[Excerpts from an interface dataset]
'''
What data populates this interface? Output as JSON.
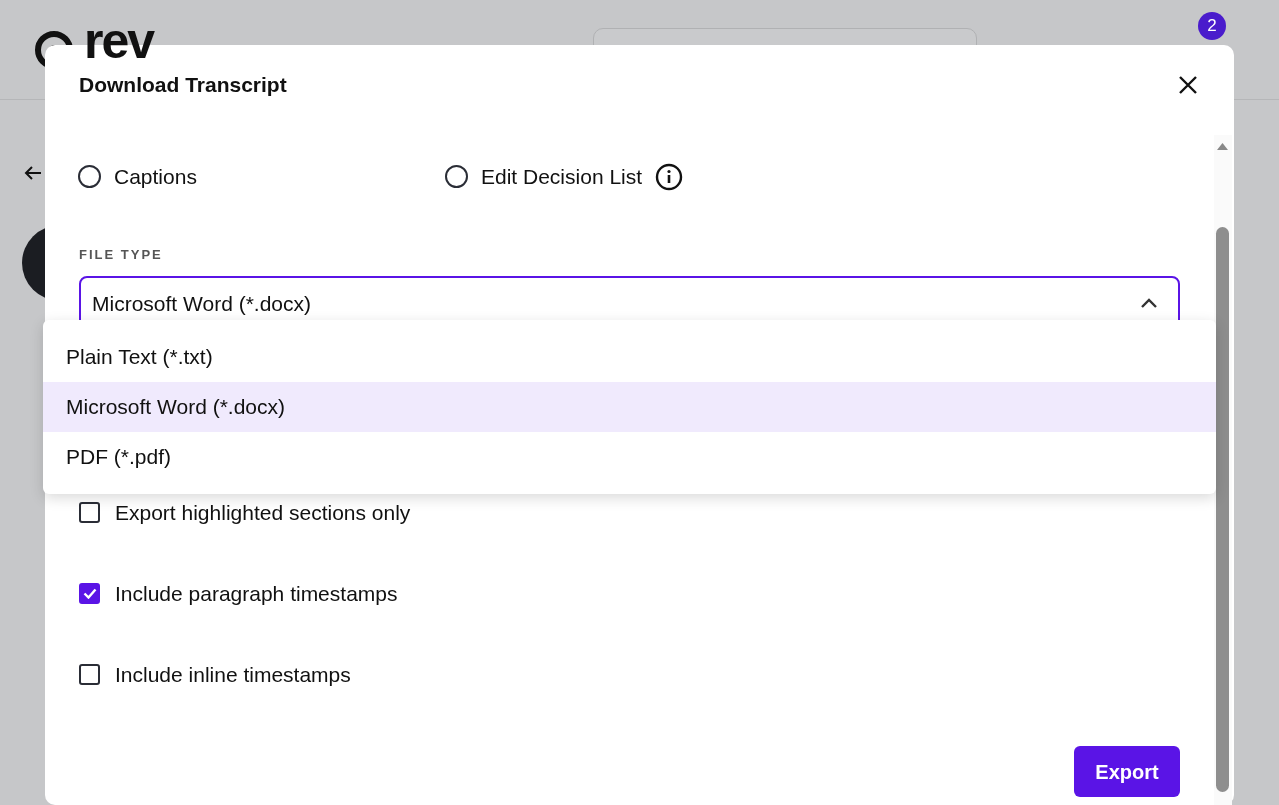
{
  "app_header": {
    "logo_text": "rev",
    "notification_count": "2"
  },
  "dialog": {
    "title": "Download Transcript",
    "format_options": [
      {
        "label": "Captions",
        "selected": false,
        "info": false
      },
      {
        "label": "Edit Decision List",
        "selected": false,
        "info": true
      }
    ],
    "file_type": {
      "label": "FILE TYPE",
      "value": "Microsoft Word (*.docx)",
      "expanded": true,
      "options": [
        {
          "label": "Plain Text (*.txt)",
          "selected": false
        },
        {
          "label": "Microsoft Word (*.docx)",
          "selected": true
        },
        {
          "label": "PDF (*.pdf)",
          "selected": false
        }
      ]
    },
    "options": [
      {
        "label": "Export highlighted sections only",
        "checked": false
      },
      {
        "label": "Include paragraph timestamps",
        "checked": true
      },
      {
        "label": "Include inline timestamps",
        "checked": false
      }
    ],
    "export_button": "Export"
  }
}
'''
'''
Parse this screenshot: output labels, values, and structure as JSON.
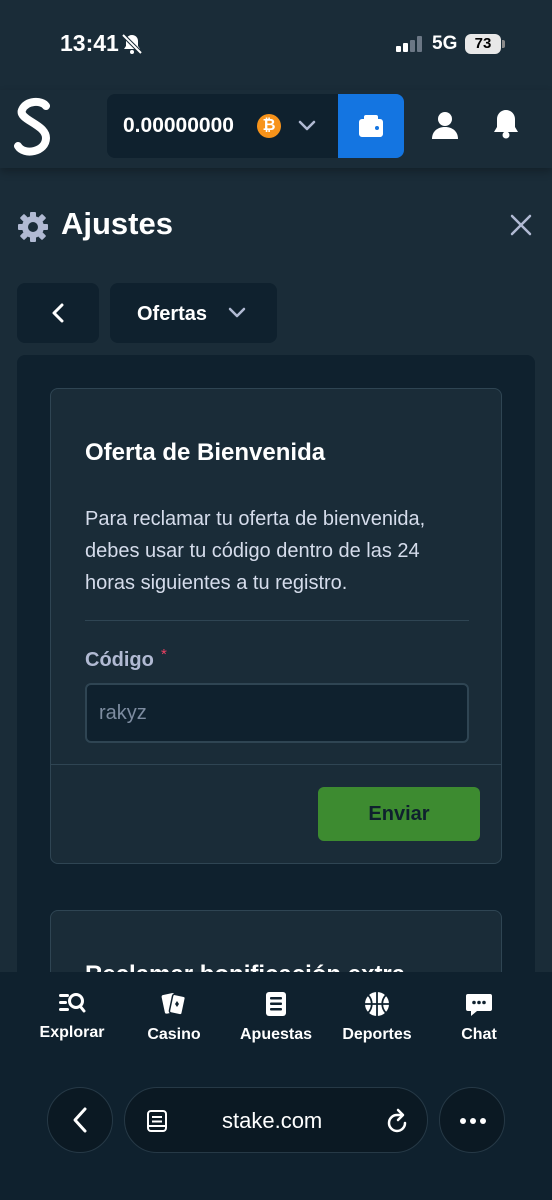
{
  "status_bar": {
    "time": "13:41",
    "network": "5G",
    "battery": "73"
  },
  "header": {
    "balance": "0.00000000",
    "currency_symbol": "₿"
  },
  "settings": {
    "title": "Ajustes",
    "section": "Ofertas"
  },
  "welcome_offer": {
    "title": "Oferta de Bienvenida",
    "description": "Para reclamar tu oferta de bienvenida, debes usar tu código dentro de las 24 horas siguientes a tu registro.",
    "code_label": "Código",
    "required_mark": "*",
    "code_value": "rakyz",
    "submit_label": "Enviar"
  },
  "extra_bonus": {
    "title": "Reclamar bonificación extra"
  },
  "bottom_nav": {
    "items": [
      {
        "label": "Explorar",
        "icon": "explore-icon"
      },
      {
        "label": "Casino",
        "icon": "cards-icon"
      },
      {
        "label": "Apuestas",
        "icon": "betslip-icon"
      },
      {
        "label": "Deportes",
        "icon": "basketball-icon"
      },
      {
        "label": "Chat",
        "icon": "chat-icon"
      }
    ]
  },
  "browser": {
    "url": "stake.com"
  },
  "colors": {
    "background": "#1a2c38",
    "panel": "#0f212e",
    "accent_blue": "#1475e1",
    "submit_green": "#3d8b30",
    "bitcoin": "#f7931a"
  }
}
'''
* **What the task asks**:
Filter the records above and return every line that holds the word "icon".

* **Answer box**:
        "icon": "explore-icon"
        "icon": "cards-icon"
        "icon": "betslip-icon"
        "icon": "basketball-icon"
        "icon": "chat-icon"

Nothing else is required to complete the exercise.